# Work order:
Repeat every entry exactly as given.

# Record set:

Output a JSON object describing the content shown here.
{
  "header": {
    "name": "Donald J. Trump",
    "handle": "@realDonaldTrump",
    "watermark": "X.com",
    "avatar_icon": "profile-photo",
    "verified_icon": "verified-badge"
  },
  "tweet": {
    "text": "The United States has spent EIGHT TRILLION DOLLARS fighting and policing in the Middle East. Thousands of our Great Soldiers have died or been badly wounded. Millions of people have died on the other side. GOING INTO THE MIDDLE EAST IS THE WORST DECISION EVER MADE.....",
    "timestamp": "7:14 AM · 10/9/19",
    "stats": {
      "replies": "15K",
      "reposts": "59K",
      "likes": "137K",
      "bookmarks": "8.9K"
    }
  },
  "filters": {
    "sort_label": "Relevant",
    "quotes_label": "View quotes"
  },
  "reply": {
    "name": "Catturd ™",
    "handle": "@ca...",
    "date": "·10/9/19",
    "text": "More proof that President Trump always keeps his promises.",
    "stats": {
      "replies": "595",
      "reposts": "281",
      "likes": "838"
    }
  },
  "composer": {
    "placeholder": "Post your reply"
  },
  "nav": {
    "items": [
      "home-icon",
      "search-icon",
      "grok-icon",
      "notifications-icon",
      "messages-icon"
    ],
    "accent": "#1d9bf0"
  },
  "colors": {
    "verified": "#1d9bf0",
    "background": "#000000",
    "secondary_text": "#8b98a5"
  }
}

# Final answer:
Output a JSON object describing the content shown here.
{
  "header": {
    "name": "Donald J. Trump",
    "handle": "@realDonaldTrump",
    "watermark": "X.com",
    "avatar_icon": "profile-photo",
    "verified_icon": "verified-badge"
  },
  "tweet": {
    "text": "The United States has spent EIGHT TRILLION DOLLARS fighting and policing in the Middle East. Thousands of our Great Soldiers have died or been badly wounded. Millions of people have died on the other side. GOING INTO THE MIDDLE EAST IS THE WORST DECISION EVER MADE.....",
    "timestamp": "7:14 AM · 10/9/19",
    "stats": {
      "replies": "15K",
      "reposts": "59K",
      "likes": "137K",
      "bookmarks": "8.9K"
    }
  },
  "filters": {
    "sort_label": "Relevant",
    "quotes_label": "View quotes"
  },
  "reply": {
    "name": "Catturd ™",
    "handle": "@ca...",
    "date": "·10/9/19",
    "text": "More proof that President Trump always keeps his promises.",
    "stats": {
      "replies": "595",
      "reposts": "281",
      "likes": "838"
    }
  },
  "composer": {
    "placeholder": "Post your reply"
  },
  "nav": {
    "items": [
      "home-icon",
      "search-icon",
      "grok-icon",
      "notifications-icon",
      "messages-icon"
    ],
    "accent": "#1d9bf0"
  },
  "colors": {
    "verified": "#1d9bf0",
    "background": "#000000",
    "secondary_text": "#8b98a5"
  }
}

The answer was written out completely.